Work order: The full text of the records below, minus any pictures, should be given back word for word.

Input records:
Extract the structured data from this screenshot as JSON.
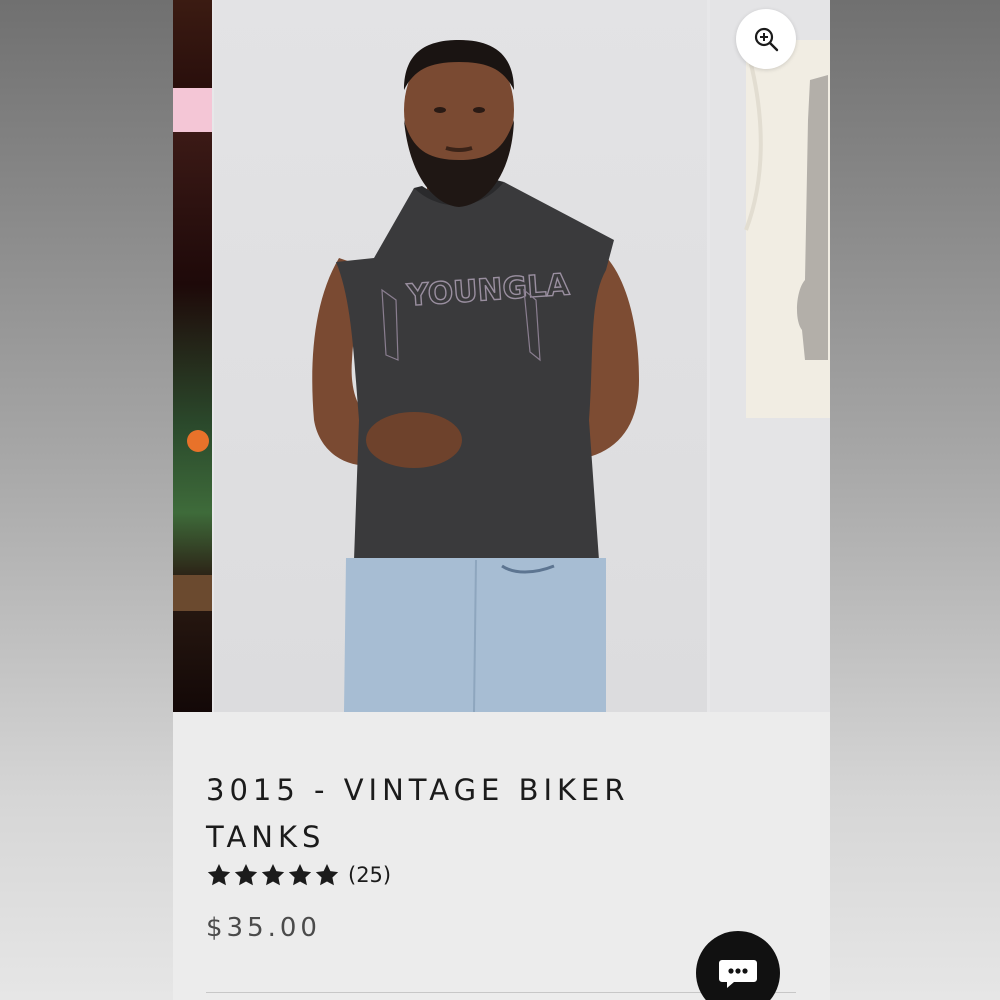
{
  "product": {
    "title": "3015 - VINTAGE BIKER TANKS",
    "rating": 5,
    "review_count": "(25)",
    "price": "$35.00"
  },
  "gallery": {
    "main_image_shirt_text": "YOUNGLA",
    "icons": {
      "zoom": "zoom-in-icon",
      "chat": "chat-icon"
    }
  },
  "colors": {
    "text": "#1b1b1b",
    "price": "#4b4b4b",
    "chat_button": "#111111",
    "background": "#ececec"
  }
}
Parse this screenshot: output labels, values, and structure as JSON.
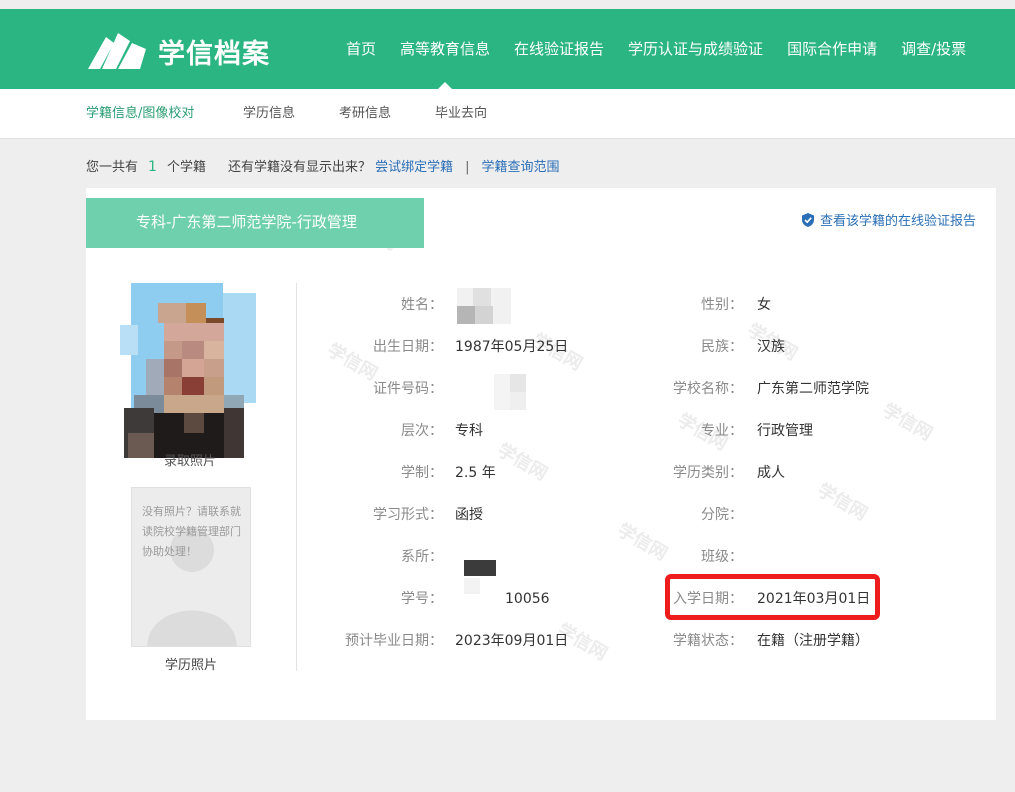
{
  "header": {
    "logo_text": "学信档案",
    "nav": [
      "首页",
      "高等教育信息",
      "在线验证报告",
      "学历认证与成绩验证",
      "国际合作申请",
      "调查/投票"
    ],
    "active_nav": "高等教育信息",
    "brand_color": "#2bb583"
  },
  "subnav": {
    "items": [
      "学籍信息/图像校对",
      "学历信息",
      "考研信息",
      "毕业去向"
    ],
    "active": "学籍信息/图像校对"
  },
  "summary": {
    "prefix": "您一共有",
    "count": "1",
    "suffix": "个学籍",
    "question": "还有学籍没有显示出来？",
    "bind_link": "尝试绑定学籍",
    "separator": "|",
    "scope_link": "学籍查询范围"
  },
  "record": {
    "title": "专科-广东第二师范学院-行政管理",
    "verify_link": "查看该学籍的在线验证报告",
    "photo1_caption": "录取照片",
    "no_photo_text": "没有照片？请联系就读院校学籍管理部门协助处理！",
    "photo2_caption": "学历照片",
    "fields_left": [
      {
        "label": "姓名：",
        "value": ""
      },
      {
        "label": "出生日期：",
        "value": "1987年05月25日"
      },
      {
        "label": "证件号码：",
        "value": ""
      },
      {
        "label": "层次：",
        "value": "专科"
      },
      {
        "label": "学制：",
        "value": "2.5 年"
      },
      {
        "label": "学习形式：",
        "value": "函授"
      },
      {
        "label": "系所：",
        "value": ""
      },
      {
        "label": "学号：",
        "value": "10056"
      },
      {
        "label": "预计毕业日期：",
        "value": "2023年09月01日"
      }
    ],
    "fields_right": [
      {
        "label": "性别：",
        "value": "女"
      },
      {
        "label": "民族：",
        "value": "汉族"
      },
      {
        "label": "学校名称：",
        "value": "广东第二师范学院"
      },
      {
        "label": "专业：",
        "value": "行政管理"
      },
      {
        "label": "学历类别：",
        "value": "成人"
      },
      {
        "label": "分院：",
        "value": ""
      },
      {
        "label": "班级：",
        "value": ""
      },
      {
        "label": "入学日期：",
        "value": "2021年03月01日"
      },
      {
        "label": "学籍状态：",
        "value": "在籍（注册学籍）"
      }
    ],
    "highlight_color": "#ee1c1c",
    "watermark_text": "学信网"
  }
}
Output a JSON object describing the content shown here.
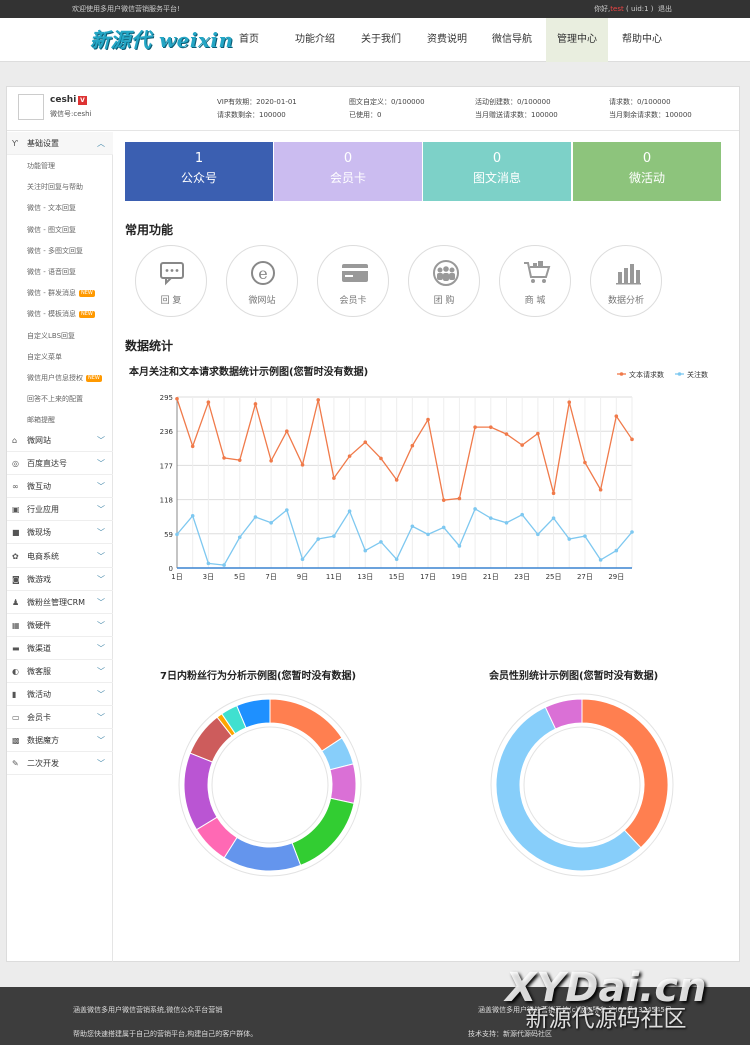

Task output:
Extract the structured data from this screenshot as JSON.
{
  "product": {
    "title": "3015 - VINTAGE BIKER TANKS",
    "rating": 5,
    "review_count": "(25)",
    "price": "$35.00"
  },
  "gallery": {
    "main_image_shirt_text": "YOUNGLA",
    "icons": {
      "zoom": "zoom-in-icon",
      "chat": "chat-icon"
    }
  },
  "colors": {
    "text": "#1b1b1b",
    "price": "#4b4b4b",
    "chat_button": "#111111",
    "background": "#ececec"
  }
}
Parse this screenshot: output labels, values, and structure as JSON.
{
  "header": {
    "logo_text": "学信档案",
    "nav": [
      "首页",
      "高等教育信息",
      "在线验证报告",
      "学历认证与成绩验证",
      "国际合作申请",
      "调查/投票"
    ],
    "active_nav": "高等教育信息",
    "brand_color": "#2bb583"
  },
  "subnav": {
    "items": [
      "学籍信息/图像校对",
      "学历信息",
      "考研信息",
      "毕业去向"
    ],
    "active": "学籍信息/图像校对"
  },
  "summary": {
    "prefix": "您一共有",
    "count": "1",
    "suffix": "个学籍",
    "question": "还有学籍没有显示出来？",
    "bind_link": "尝试绑定学籍",
    "separator": "|",
    "scope_link": "学籍查询范围"
  },
  "record": {
    "title": "专科-广东第二师范学院-行政管理",
    "verify_link": "查看该学籍的在线验证报告",
    "photo1_caption": "录取照片",
    "no_photo_text": "没有照片？请联系就读院校学籍管理部门协助处理！",
    "photo2_caption": "学历照片",
    "fields_left": [
      {
        "label": "姓名：",
        "value": ""
      },
      {
        "label": "出生日期：",
        "value": "1987年05月25日"
      },
      {
        "label": "证件号码：",
        "value": ""
      },
      {
        "label": "层次：",
        "value": "专科"
      },
      {
        "label": "学制：",
        "value": "2.5 年"
      },
      {
        "label": "学习形式：",
        "value": "函授"
      },
      {
        "label": "系所：",
        "value": ""
      },
      {
        "label": "学号：",
        "value": "10056"
      },
      {
        "label": "预计毕业日期：",
        "value": "2023年09月01日"
      }
    ],
    "fields_right": [
      {
        "label": "性别：",
        "value": "女"
      },
      {
        "label": "民族：",
        "value": "汉族"
      },
      {
        "label": "学校名称：",
        "value": "广东第二师范学院"
      },
      {
        "label": "专业：",
        "value": "行政管理"
      },
      {
        "label": "学历类别：",
        "value": "成人"
      },
      {
        "label": "分院：",
        "value": ""
      },
      {
        "label": "班级：",
        "value": ""
      },
      {
        "label": "入学日期：",
        "value": "2021年03月01日"
      },
      {
        "label": "学籍状态：",
        "value": "在籍（注册学籍）"
      }
    ],
    "highlight_color": "#ee1c1c",
    "watermark_text": "学信网"
  }
}
Output a JSON object describing the content shown here.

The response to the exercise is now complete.